A new poll of the Democratic presidential primary shows frontrunner Hillary Clinton remaining under 50 percent support against Vermont senator Bernie Sanders and Vice President Joe Biden. The Fox News poll, which was released the day of the first Democratic debate, shows Clinton with 45 percent support, while Sanders has 25 percent support and Biden (who is not yet a candidate) has 19 percent support.
While Clinton remains in the lead, her advantage is down tremendously from its all-time high in May, when she had 63 percent support. And in a general election match-ups with registered voters, according to Fox, Clinton loses to four potential Republican candidates. Biden, on the other hand, beats all four of those GOP candidates and an additional fifth candidate.
Clinton is losing to Carly Fiorina, Jeb Bush, Donald Trump, and Ben Carson—the last match-up by the most, 39 percent to Carson's 50 percent. Biden, on the other hand, edges out all Fiorina, Bush, Carson, and Marco Rubio, while beating Donald Trump handily, 50 percent to 37 percent.
Support in the Democratic primary for both Clinton and Biden is roughly where it was in Fox's poll last month, with both gaining a point in October.
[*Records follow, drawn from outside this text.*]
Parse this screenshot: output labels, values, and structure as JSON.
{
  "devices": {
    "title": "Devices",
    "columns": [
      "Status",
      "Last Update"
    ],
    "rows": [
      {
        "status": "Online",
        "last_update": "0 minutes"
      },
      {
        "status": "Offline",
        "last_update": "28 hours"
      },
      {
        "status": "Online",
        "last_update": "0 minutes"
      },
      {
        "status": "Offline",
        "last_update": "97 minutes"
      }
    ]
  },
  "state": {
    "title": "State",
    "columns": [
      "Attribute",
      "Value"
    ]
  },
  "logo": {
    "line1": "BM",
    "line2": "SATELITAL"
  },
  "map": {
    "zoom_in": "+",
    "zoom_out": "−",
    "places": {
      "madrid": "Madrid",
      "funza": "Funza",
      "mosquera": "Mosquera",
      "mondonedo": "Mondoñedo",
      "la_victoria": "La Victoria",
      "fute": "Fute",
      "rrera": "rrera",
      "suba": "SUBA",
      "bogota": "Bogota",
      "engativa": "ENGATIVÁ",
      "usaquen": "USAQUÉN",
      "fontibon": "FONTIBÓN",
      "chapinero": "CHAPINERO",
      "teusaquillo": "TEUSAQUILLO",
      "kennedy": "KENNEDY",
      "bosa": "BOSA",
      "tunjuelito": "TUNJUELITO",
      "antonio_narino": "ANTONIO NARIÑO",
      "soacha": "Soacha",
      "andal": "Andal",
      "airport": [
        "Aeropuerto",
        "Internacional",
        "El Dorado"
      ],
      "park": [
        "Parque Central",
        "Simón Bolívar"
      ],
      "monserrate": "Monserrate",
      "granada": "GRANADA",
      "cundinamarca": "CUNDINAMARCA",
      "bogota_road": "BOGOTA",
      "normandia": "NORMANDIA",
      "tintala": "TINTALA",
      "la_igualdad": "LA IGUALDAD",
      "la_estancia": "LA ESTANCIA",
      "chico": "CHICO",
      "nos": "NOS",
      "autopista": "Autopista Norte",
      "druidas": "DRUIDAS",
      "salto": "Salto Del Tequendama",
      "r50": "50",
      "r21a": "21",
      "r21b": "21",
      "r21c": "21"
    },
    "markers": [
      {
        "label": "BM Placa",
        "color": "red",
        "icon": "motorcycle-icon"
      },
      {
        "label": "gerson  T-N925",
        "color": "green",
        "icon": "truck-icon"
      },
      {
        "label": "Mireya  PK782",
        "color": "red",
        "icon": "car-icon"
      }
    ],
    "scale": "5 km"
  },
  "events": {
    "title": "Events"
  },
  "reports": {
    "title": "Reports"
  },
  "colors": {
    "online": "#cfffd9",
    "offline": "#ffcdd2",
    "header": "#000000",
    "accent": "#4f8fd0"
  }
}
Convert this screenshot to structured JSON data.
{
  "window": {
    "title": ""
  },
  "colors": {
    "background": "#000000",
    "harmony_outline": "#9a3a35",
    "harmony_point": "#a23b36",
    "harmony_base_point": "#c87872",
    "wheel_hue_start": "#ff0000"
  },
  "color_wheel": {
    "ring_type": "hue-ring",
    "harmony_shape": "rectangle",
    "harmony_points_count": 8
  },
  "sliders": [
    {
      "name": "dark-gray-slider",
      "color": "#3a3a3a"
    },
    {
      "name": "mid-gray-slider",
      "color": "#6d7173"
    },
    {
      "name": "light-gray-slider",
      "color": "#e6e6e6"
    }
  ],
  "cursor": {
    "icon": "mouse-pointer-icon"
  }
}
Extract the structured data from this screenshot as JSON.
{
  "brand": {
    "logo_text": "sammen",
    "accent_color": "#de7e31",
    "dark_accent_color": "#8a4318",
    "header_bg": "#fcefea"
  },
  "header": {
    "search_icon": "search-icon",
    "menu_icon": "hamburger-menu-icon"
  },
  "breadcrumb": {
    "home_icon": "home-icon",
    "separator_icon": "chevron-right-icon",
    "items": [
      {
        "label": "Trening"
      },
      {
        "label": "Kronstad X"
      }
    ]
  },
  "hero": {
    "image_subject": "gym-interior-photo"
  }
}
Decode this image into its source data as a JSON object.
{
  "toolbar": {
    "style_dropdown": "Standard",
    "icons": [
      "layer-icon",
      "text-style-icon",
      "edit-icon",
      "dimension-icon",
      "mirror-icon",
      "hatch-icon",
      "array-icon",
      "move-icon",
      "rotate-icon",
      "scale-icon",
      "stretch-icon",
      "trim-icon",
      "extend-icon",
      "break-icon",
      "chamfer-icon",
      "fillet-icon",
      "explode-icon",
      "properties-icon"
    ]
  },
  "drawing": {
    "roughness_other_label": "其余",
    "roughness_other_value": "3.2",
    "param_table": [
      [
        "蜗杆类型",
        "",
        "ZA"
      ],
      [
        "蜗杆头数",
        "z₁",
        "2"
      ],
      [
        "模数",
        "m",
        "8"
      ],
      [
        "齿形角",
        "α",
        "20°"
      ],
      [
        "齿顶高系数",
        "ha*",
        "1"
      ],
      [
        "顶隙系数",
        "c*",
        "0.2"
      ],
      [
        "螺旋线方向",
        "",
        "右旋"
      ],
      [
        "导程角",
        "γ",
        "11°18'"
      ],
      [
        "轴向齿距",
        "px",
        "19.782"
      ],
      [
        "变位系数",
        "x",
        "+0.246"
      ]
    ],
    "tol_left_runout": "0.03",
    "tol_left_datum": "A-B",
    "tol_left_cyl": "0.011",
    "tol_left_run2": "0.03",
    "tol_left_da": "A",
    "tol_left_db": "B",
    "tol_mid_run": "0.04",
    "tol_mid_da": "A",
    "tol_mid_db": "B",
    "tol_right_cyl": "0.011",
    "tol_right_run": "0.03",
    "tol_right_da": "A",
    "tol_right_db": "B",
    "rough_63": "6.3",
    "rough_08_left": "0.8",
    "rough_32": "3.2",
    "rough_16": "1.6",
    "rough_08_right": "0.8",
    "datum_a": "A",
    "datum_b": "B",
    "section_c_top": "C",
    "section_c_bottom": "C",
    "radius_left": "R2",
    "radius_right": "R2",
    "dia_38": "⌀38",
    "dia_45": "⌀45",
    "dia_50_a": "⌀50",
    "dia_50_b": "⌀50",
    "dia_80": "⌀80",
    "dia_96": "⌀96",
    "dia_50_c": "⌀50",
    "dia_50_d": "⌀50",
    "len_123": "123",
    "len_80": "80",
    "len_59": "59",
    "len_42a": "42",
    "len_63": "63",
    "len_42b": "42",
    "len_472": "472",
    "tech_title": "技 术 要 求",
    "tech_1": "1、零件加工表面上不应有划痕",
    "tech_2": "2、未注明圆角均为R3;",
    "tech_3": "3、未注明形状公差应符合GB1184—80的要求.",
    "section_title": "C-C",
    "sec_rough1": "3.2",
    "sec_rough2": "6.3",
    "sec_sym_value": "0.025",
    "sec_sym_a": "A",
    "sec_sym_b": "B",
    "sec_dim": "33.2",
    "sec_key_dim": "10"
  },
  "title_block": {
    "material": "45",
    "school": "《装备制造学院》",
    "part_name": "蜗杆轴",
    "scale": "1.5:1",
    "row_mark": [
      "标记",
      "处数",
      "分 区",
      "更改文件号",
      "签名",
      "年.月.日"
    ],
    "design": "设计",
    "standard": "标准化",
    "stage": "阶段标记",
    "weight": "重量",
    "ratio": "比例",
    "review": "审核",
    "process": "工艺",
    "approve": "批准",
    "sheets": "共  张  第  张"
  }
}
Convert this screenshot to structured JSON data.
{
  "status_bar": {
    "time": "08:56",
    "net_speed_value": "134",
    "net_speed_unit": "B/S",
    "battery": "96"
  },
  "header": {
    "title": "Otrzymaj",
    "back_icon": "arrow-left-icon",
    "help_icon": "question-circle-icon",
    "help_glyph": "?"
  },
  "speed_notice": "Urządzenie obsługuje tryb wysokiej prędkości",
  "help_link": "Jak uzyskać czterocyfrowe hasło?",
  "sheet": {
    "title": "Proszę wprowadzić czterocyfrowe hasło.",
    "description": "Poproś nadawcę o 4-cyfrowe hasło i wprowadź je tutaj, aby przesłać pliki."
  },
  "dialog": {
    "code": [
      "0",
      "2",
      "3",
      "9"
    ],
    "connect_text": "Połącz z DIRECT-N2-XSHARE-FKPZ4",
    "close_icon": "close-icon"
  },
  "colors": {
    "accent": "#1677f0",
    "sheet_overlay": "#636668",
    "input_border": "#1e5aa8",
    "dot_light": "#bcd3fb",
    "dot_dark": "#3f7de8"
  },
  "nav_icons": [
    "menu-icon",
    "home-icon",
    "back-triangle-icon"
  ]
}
Sanders has had a five-point drop in support from September, when he had 30 percent support.
Biden will not attend Tuesday's debate in Las Vegas, but Clinton, Sanders, Martin O'Malley, Jim Webb, and Lincoln Chafee will all face off.
Just in case Vice President Joe Biden decides to enter the Democratic presidential race in the next day, CNN will be prepared. According to a CNN correspondent, the network hosting the first Democratic debate has a podium on hand for Biden.
"In case of Biden break out podium number 6. Here it is folks," says senior White House correspondent Jim Acosta on Twitter.
During the White House's Summit On Worker Voice on Wednesday, Joe Biden had a clear message for labor unions—that Hillary Clinton might not be a reliable ally, but he would be. His speech focused on his sympathies for the labor movement, his friendship with AFL-CIO President Richard Trumka, and the like. He also hit Clinton, saying, "if I don't move... I'll be demoted to Secretary of State or something like that.
Vice President Joe Biden has made significant gains in the national Democratic primary polls in recent weeks, with a new Bloomberg poll showing a quarter of registered Democratic primary voters supportin him, his best numbers yet.
California governor Jerry Brown gave signs in a Wednesday interview on CNN that he may be considering running for president.
Brown, who has run for president three before, spoke with Wolf Blitzer about the current Democratic field. The Democrat said he has not yet endorsed a candidate, calling frontrunner Hillary Clinton "formidable" and refused to give advice about Vice President Joe Biden, who is reportedly mulling a run.